Language serves as a remarkable and intricate tool for beings to exchange experiences and convey their perception of the environment. While humans employ a diverse and sophisticated array of phonemes, insects utilize a repertoire of high-speed chemical combinations, pheromone packages, sounds, and movements to share crucial information within their communities. These communication tools not only aid in the search for mates but also contribute to the development of a robust social fabric among various insect groups that have adopted communal living as a strategic adaptation.

In the intricate world of bees, communication is an essential aspect that ensures the survival and prosperity of the hive. Among the various forms of communication employed by these industrious insects, the waggle dance stands out as a fascinating and complex phenomenon. This rhythmic movement is a unique way for bees to convey information about food resources to their hive mates. The waggle dance, discovered by Nobel laureate Karl von Frisch in the 20th century, is a mesmerizing behavior that showcases the remarkable intelligence and social cohesion within bee colonies.

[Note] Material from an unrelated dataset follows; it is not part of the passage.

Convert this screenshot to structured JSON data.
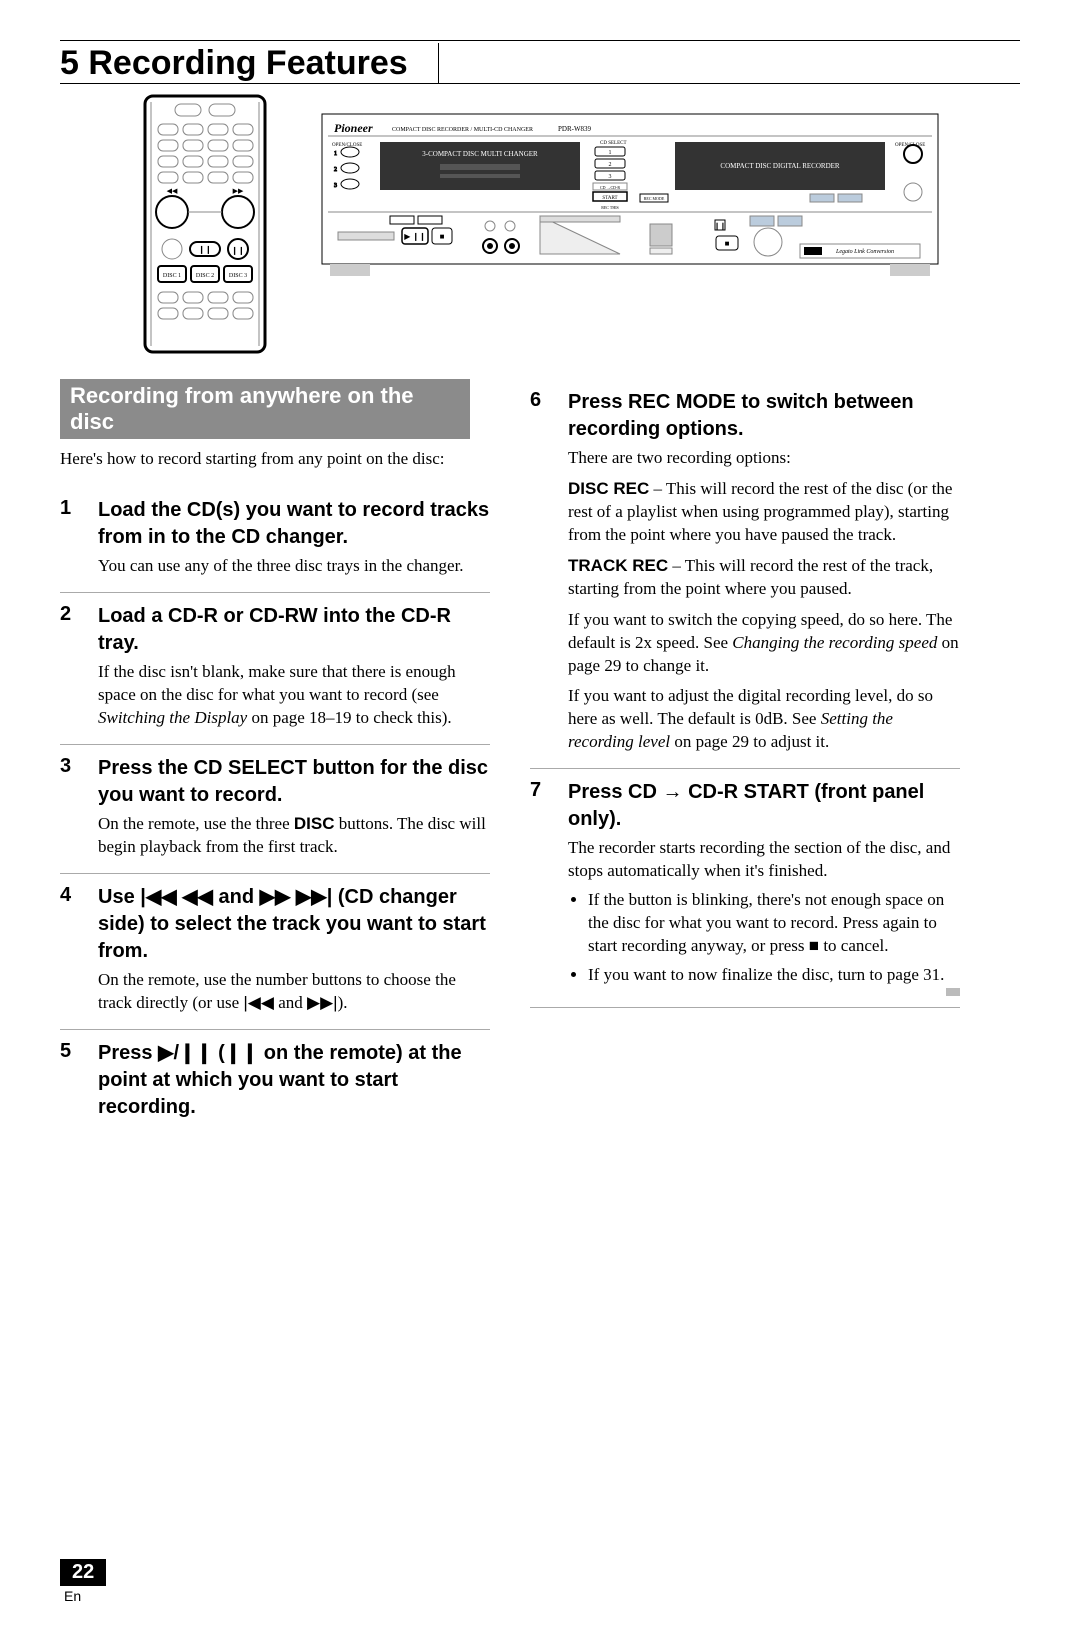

If the food source is nearby, the bee performs a simple round dance. However, if the food is situated at a distance, the bee executes a dance in the shape of an “eight,” accompanying it with abdominal vibrations. The axis of the “eight” denotes the direction to be followed based on the sun’s position, while the duration of the line drawn reflects the distance. How the bee vibrates its abdomen provides insights into the quality of the discovered food. This elaborate dance not only facilitates efficient information transfer but also showcases the bees’ sophisticated ability to convey detailed messages through their unique language of movement.

The waggle dance is not merely a solitary performance; it is a communal effort that involves the entire hive in decision-making. When multiple foragers return with information about different food sources, the hive engages in a collective decision-making process. The intensity and frequency of the dances influence the hive’s choice of which food source to prioritize. This decentralized decision-making ensures that the entire colony is well-informed about the available food resources, allowing for an efficient allocation of foraging efforts.

One of the most remarkable aspects of the waggle dance is its adaptability to changing environmental conditions. Bees can adjust the parameters of their dance to account for alterations in the distance, direction, or quality of a food source. This adaptability is crucial for the survival of the hive, as it allows the colony to navigate and exploit a dynamic and ever-changing environment effectively.